***** DATA FOR THIS TASK

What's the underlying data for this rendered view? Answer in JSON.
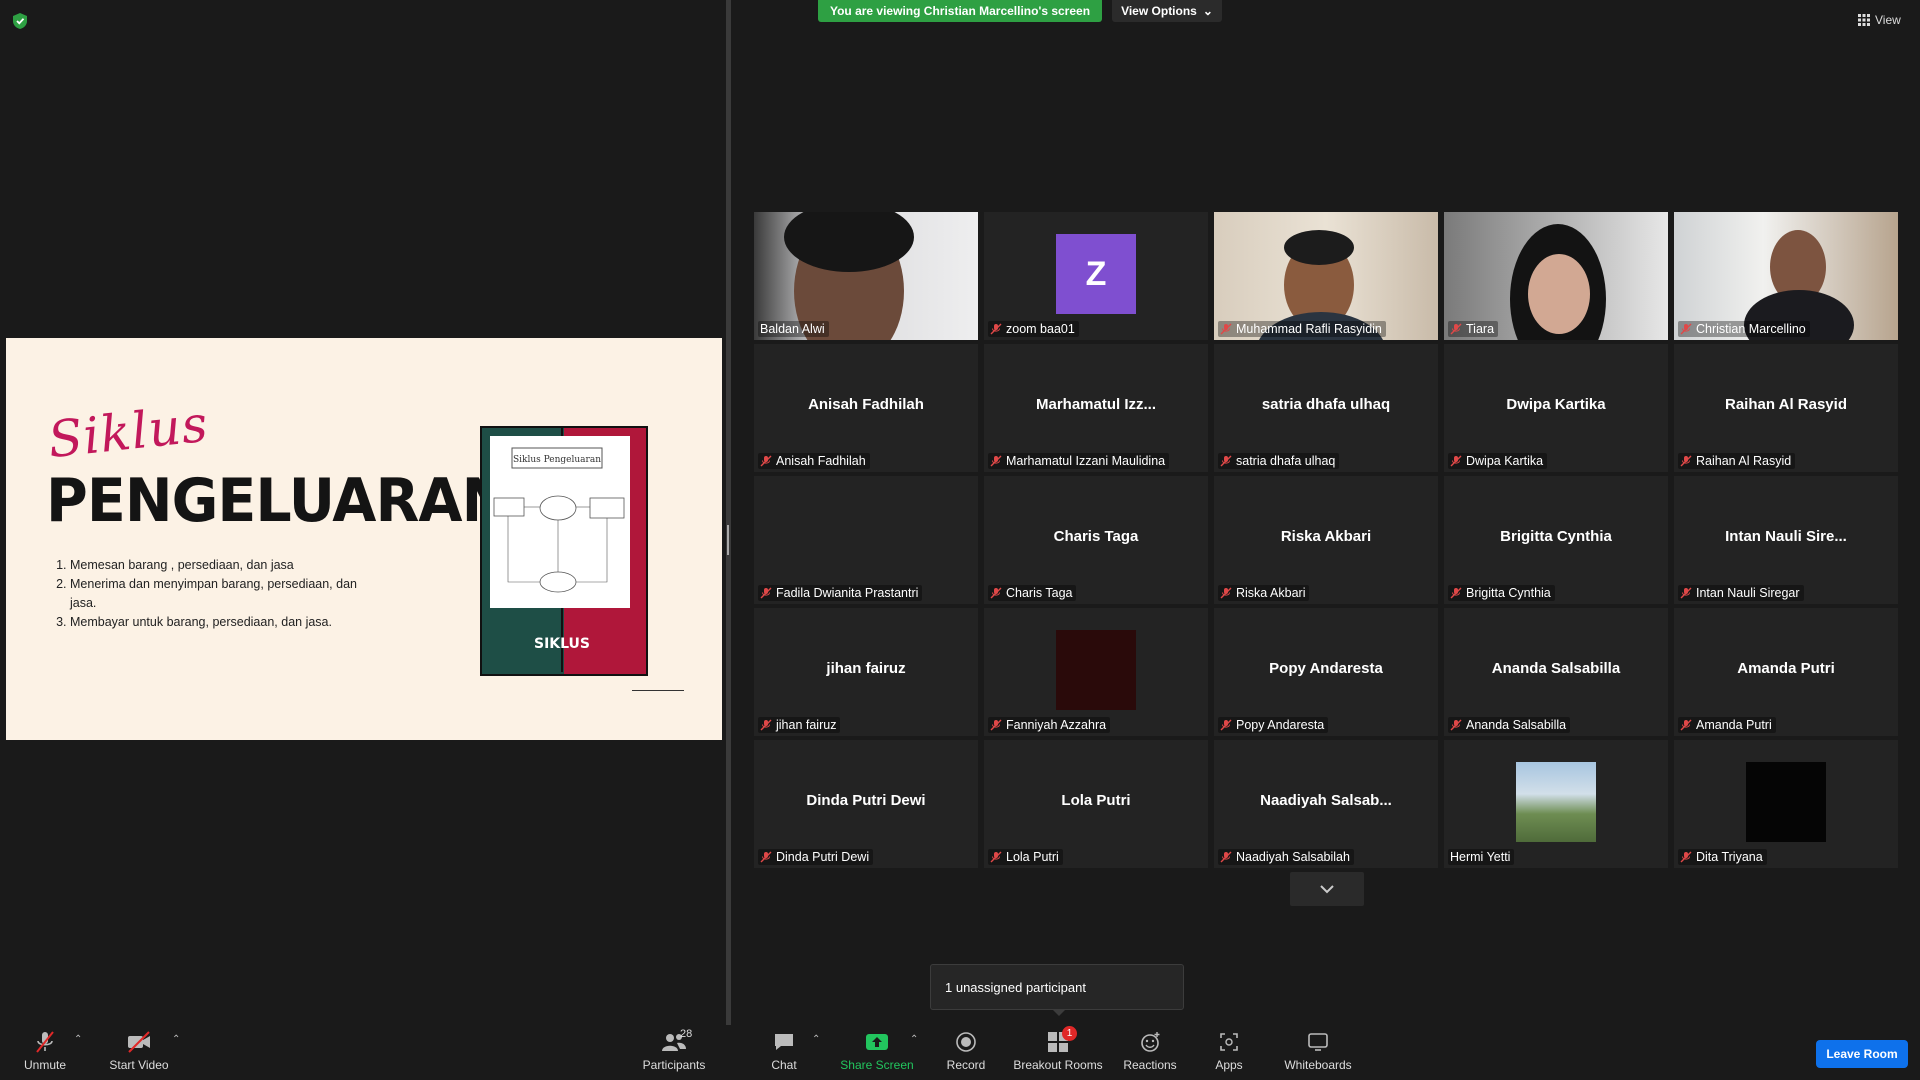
{
  "banner": {
    "viewing": "You are viewing Christian Marcellino's screen",
    "view_options": "View Options",
    "view": "View"
  },
  "slide": {
    "script_word": "Siklus",
    "title": "PENGELUARAN",
    "list": [
      "Memesan barang , persediaan, dan jasa",
      "Menerima dan menyimpan barang, persediaan, dan jasa.",
      "Membayar untuk barang, persediaan, dan jasa."
    ],
    "book_label": "SIKLUS",
    "book_page_title": "Siklus Pengeluaran"
  },
  "participants": [
    {
      "label": "Baldan Alwi",
      "center": "",
      "kind": "video-1",
      "muted": false,
      "active": true
    },
    {
      "label": "zoom baa01",
      "center": "",
      "kind": "avatar-z",
      "avatar": "Z",
      "muted": true
    },
    {
      "label": "Muhammad Rafli Rasyidin",
      "center": "",
      "kind": "video-2",
      "muted": true
    },
    {
      "label": "Tiara",
      "center": "",
      "kind": "video-3",
      "muted": true
    },
    {
      "label": "Christian Marcellino",
      "center": "",
      "kind": "video-4",
      "muted": true
    },
    {
      "label": "Anisah Fadhilah",
      "center": "Anisah Fadhilah",
      "muted": true
    },
    {
      "label": "Marhamatul Izzani Maulidina",
      "center": "Marhamatul  Izz...",
      "muted": true
    },
    {
      "label": "satria dhafa ulhaq",
      "center": "satria dhafa ulhaq",
      "muted": true
    },
    {
      "label": "Dwipa Kartika",
      "center": "Dwipa Kartika",
      "muted": true
    },
    {
      "label": "Raihan Al Rasyid",
      "center": "Raihan Al Rasyid",
      "muted": true
    },
    {
      "label": "Fadila Dwianita Prastantri",
      "center": "",
      "muted": true
    },
    {
      "label": "Charis Taga",
      "center": "Charis Taga",
      "muted": true
    },
    {
      "label": "Riska Akbari",
      "center": "Riska Akbari",
      "muted": true
    },
    {
      "label": "Brigitta Cynthia",
      "center": "Brigitta Cynthia",
      "muted": true
    },
    {
      "label": "Intan Nauli Siregar",
      "center": "Intan  Nauli  Sire...",
      "muted": true
    },
    {
      "label": "jihan fairuz",
      "center": "jihan fairuz",
      "muted": true
    },
    {
      "label": "Fanniyah Azzahra",
      "center": "",
      "kind": "thumb-dark-red",
      "muted": true
    },
    {
      "label": "Popy Andaresta",
      "center": "Popy Andaresta",
      "muted": true
    },
    {
      "label": "Ananda Salsabilla",
      "center": "Ananda Salsabilla",
      "muted": true
    },
    {
      "label": "Amanda Putri",
      "center": "Amanda Putri",
      "muted": true
    },
    {
      "label": "Dinda Putri Dewi",
      "center": "Dinda Putri Dewi",
      "muted": true
    },
    {
      "label": "Lola Putri",
      "center": "Lola Putri",
      "muted": true
    },
    {
      "label": "Naadiyah Salsabilah",
      "center": "Naadiyah  Salsab...",
      "muted": true
    },
    {
      "label": "Hermi Yetti",
      "center": "",
      "kind": "thumb-photo",
      "muted": false
    },
    {
      "label": "Dita Triyana",
      "center": "",
      "kind": "thumb-black",
      "muted": true
    }
  ],
  "tooltip": "1 unassigned participant",
  "toolbar": {
    "unmute": "Unmute",
    "start_video": "Start Video",
    "participants": "Participants",
    "participants_count": "28",
    "chat": "Chat",
    "share_screen": "Share Screen",
    "record": "Record",
    "breakout_rooms": "Breakout Rooms",
    "breakout_badge": "1",
    "reactions": "Reactions",
    "apps": "Apps",
    "whiteboards": "Whiteboards",
    "leave": "Leave Room"
  },
  "colors": {
    "share_green": "#22c55e",
    "leave_blue": "#0e71eb",
    "muted_red": "#e02828",
    "active_border": "#d4e046"
  }
}
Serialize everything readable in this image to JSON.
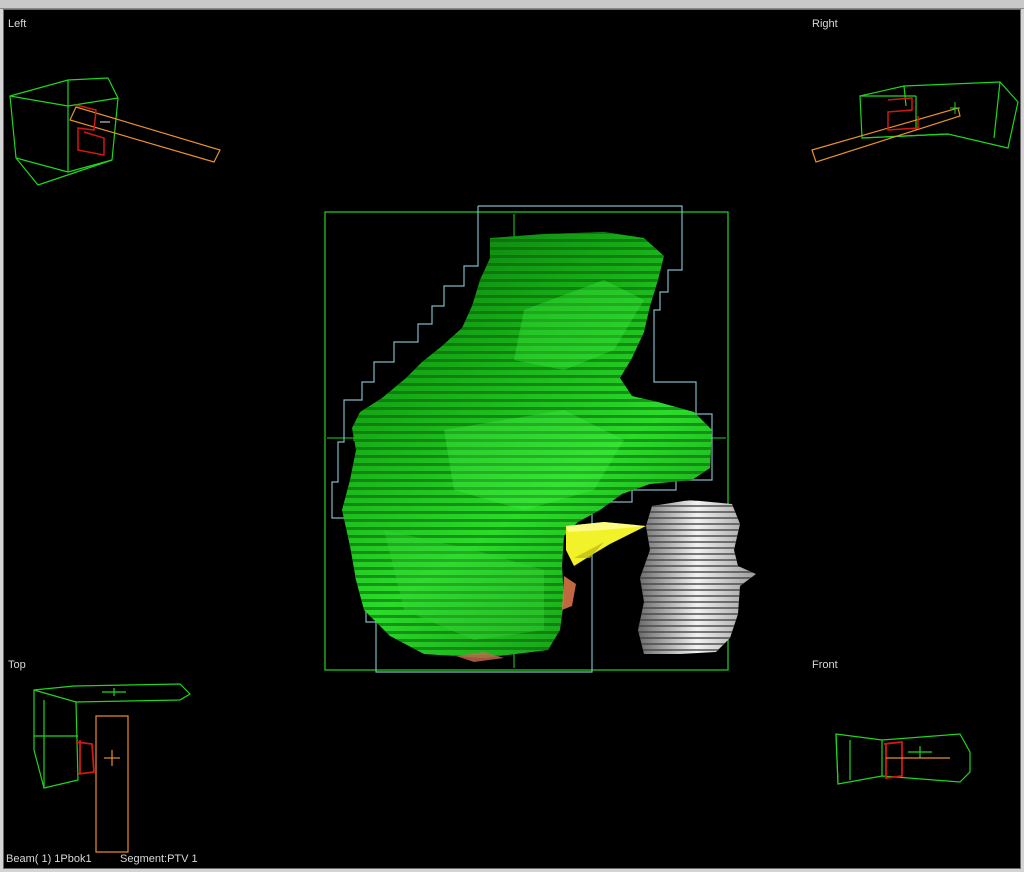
{
  "viewport": {
    "label_left": "Left",
    "label_right": "Right",
    "label_top": "Top",
    "label_front": "Front"
  },
  "status": {
    "beam": "Beam( 1) 1Pbok1",
    "segment": "Segment:PTV 1"
  },
  "colors": {
    "background": "#000000",
    "wireframe": "#1fd51f",
    "beam_field": "#e8902c",
    "structure_red": "#d01818",
    "ptv_green": "#27d627",
    "mlc_outline": "#7fb8c4",
    "organ_yellow": "#f2f22a",
    "organ_white": "#dcdcdc"
  }
}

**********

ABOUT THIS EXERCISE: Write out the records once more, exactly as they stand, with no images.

ANSWER SECTION:
What's the underlying data for this rendered view? Answer in JSON.
{
  "banner": {
    "viewing": "You are viewing Christian Marcellino's screen",
    "view_options": "View Options",
    "view": "View"
  },
  "slide": {
    "script_word": "Siklus",
    "title": "PENGELUARAN",
    "list": [
      "Memesan barang , persediaan, dan jasa",
      "Menerima dan menyimpan barang, persediaan, dan jasa.",
      "Membayar untuk barang, persediaan, dan jasa."
    ],
    "book_label": "SIKLUS",
    "book_page_title": "Siklus Pengeluaran"
  },
  "participants": [
    {
      "label": "Baldan Alwi",
      "center": "",
      "kind": "video-1",
      "muted": false,
      "active": true
    },
    {
      "label": "zoom baa01",
      "center": "",
      "kind": "avatar-z",
      "avatar": "Z",
      "muted": true
    },
    {
      "label": "Muhammad Rafli Rasyidin",
      "center": "",
      "kind": "video-2",
      "muted": true
    },
    {
      "label": "Tiara",
      "center": "",
      "kind": "video-3",
      "muted": true
    },
    {
      "label": "Christian Marcellino",
      "center": "",
      "kind": "video-4",
      "muted": true
    },
    {
      "label": "Anisah Fadhilah",
      "center": "Anisah Fadhilah",
      "muted": true
    },
    {
      "label": "Marhamatul Izzani Maulidina",
      "center": "Marhamatul  Izz...",
      "muted": true
    },
    {
      "label": "satria dhafa ulhaq",
      "center": "satria dhafa ulhaq",
      "muted": true
    },
    {
      "label": "Dwipa Kartika",
      "center": "Dwipa Kartika",
      "muted": true
    },
    {
      "label": "Raihan Al Rasyid",
      "center": "Raihan Al Rasyid",
      "muted": true
    },
    {
      "label": "Fadila Dwianita Prastantri",
      "center": "",
      "muted": true
    },
    {
      "label": "Charis Taga",
      "center": "Charis Taga",
      "muted": true
    },
    {
      "label": "Riska Akbari",
      "center": "Riska Akbari",
      "muted": true
    },
    {
      "label": "Brigitta Cynthia",
      "center": "Brigitta Cynthia",
      "muted": true
    },
    {
      "label": "Intan Nauli Siregar",
      "center": "Intan  Nauli  Sire...",
      "muted": true
    },
    {
      "label": "jihan fairuz",
      "center": "jihan fairuz",
      "muted": true
    },
    {
      "label": "Fanniyah Azzahra",
      "center": "",
      "kind": "thumb-dark-red",
      "muted": true
    },
    {
      "label": "Popy Andaresta",
      "center": "Popy Andaresta",
      "muted": true
    },
    {
      "label": "Ananda Salsabilla",
      "center": "Ananda Salsabilla",
      "muted": true
    },
    {
      "label": "Amanda Putri",
      "center": "Amanda Putri",
      "muted": true
    },
    {
      "label": "Dinda Putri Dewi",
      "center": "Dinda Putri Dewi",
      "muted": true
    },
    {
      "label": "Lola Putri",
      "center": "Lola Putri",
      "muted": true
    },
    {
      "label": "Naadiyah Salsabilah",
      "center": "Naadiyah  Salsab...",
      "muted": true
    },
    {
      "label": "Hermi Yetti",
      "center": "",
      "kind": "thumb-photo",
      "muted": false
    },
    {
      "label": "Dita Triyana",
      "center": "",
      "kind": "thumb-black",
      "muted": true
    }
  ],
  "tooltip": "1 unassigned participant",
  "toolbar": {
    "unmute": "Unmute",
    "start_video": "Start Video",
    "participants": "Participants",
    "participants_count": "28",
    "chat": "Chat",
    "share_screen": "Share Screen",
    "record": "Record",
    "breakout_rooms": "Breakout Rooms",
    "breakout_badge": "1",
    "reactions": "Reactions",
    "apps": "Apps",
    "whiteboards": "Whiteboards",
    "leave": "Leave Room"
  },
  "colors": {
    "share_green": "#22c55e",
    "leave_blue": "#0e71eb",
    "muted_red": "#e02828",
    "active_border": "#d4e046"
  }
}
Serialize everything readable in this image to JSON.
{
  "viewport": {
    "label_left": "Left",
    "label_right": "Right",
    "label_top": "Top",
    "label_front": "Front"
  },
  "status": {
    "beam": "Beam( 1) 1Pbok1",
    "segment": "Segment:PTV 1"
  },
  "colors": {
    "background": "#000000",
    "wireframe": "#1fd51f",
    "beam_field": "#e8902c",
    "structure_red": "#d01818",
    "ptv_green": "#27d627",
    "mlc_outline": "#7fb8c4",
    "organ_yellow": "#f2f22a",
    "organ_white": "#dcdcdc"
  }
}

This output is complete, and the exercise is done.